West Virginia

D. Interviewing judges

Overview

West Virginia

5. Addressing mootness questions

West Virginia courts have not had occasion to address "mootness" as an issue when a trial or grand jury session for which a reporter was subpoenaed has concluded.

b. Deliberations toward decisions.

The Open Meetings Act does not mention deliberations toward decisions. Before McComas, supra, the West Virginia Supreme Court had held that deliberations toward decisions constitute an adjudicatory session, exempt from the Act under W. Va. Code § 6-9A-2(4) (Appalachian Power, supra) and deliberations seemed to be exempt from the public's constitutional right of access to adjudicatory proceedings under the State Bar and Board of Medicine decisions.

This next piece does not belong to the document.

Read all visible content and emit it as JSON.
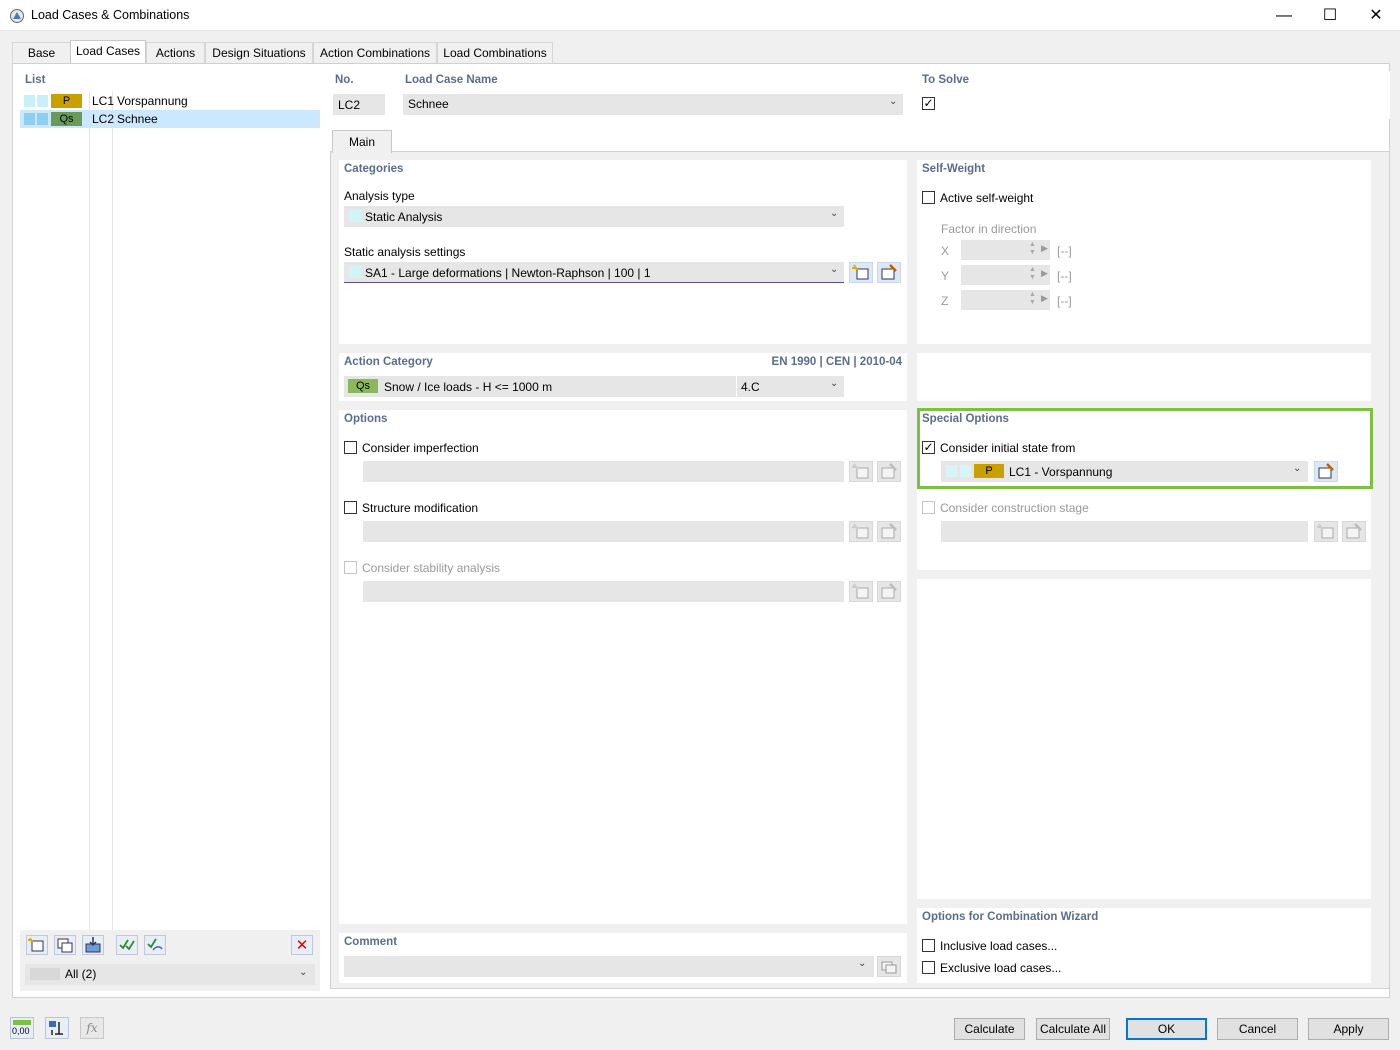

3. Grand jury

Although there are no West Virginia cases directly on point addressing a reporter's privilege in the grand jury context, nevertheless, the Hudok court acknowledged that a reporter's privilege "will yield in proceedings before a grand jury where the reporter has personal knowledge or is aware of confidential sources that bear on the criminal investigation[.]" The Hudok court cited with approval the United States Supreme Court's decision in Branzburg v. Hayes, 408 U.S. 665, 92 S.Ct.

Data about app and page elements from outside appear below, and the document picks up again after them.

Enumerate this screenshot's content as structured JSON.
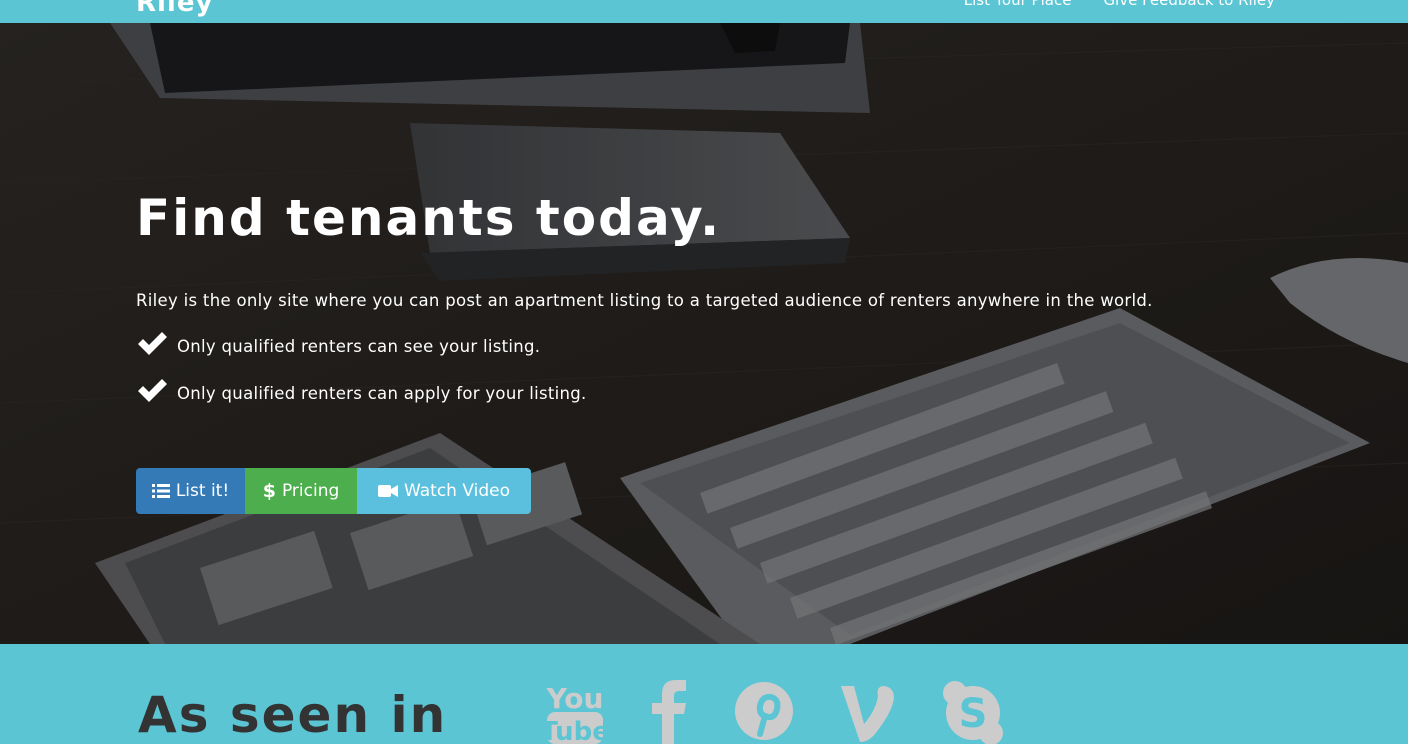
{
  "navbar": {
    "brand": "Riley",
    "links": [
      "List Your Place",
      "Give Feedback to Riley"
    ]
  },
  "hero": {
    "title": "Find tenants today.",
    "description": "Riley is the only site where you can post an apartment listing to a targeted audience of renters anywhere in the world.",
    "checks": [
      "Only qualified renters can see your listing.",
      "Only qualified renters can apply for your listing."
    ],
    "buttons": {
      "list": "List it!",
      "pricing": "Pricing",
      "video": "Watch Video"
    }
  },
  "seen_in": {
    "title": "As seen in",
    "icons": [
      "youtube-icon",
      "facebook-icon",
      "pinterest-icon",
      "vine-icon",
      "skype-icon"
    ]
  },
  "colors": {
    "accent": "#5bc5d4",
    "primary_button": "#337ab7",
    "success_button": "#4cae4c",
    "info_button": "#5bc0de",
    "heading_dark": "#333333",
    "icon_gray": "#cccccc"
  }
}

V. PROCEDURE FOR OBTAINING RECORDS

This section addresses the most frequently asked question under the Freedom of Information Act: "How do I file an FOIA request?"

D. How is e-mail treated?

In Canterbury, the Court held that “[a] trial court's determination of whether personal e-mail communication by a public official or employee is a public record, subject to disclosure under the [FOIA] . . . is restricted to an analysis of the content of the e-mail and does not extend to a context-driven analysis because of public interest in the record.”

(2). Commission or independent agency.

(This section is blank. See the point above.)

(6). Penalties and remedies for failure to give adequate notice.

Although the Open Meetings Act does not spell out the notice requirements for most public bodies, it does include a very specific penalty for the failure to provide adequate notice in accordance with the statute. Where an "adversely affected party" files a petition challenging the public agency's action, any court of competent jurisdiction "may invalidate any action taken at any meeting for which notice did not comply" with the notice requirements of the Act. W. Va. Code §  6-9A-3.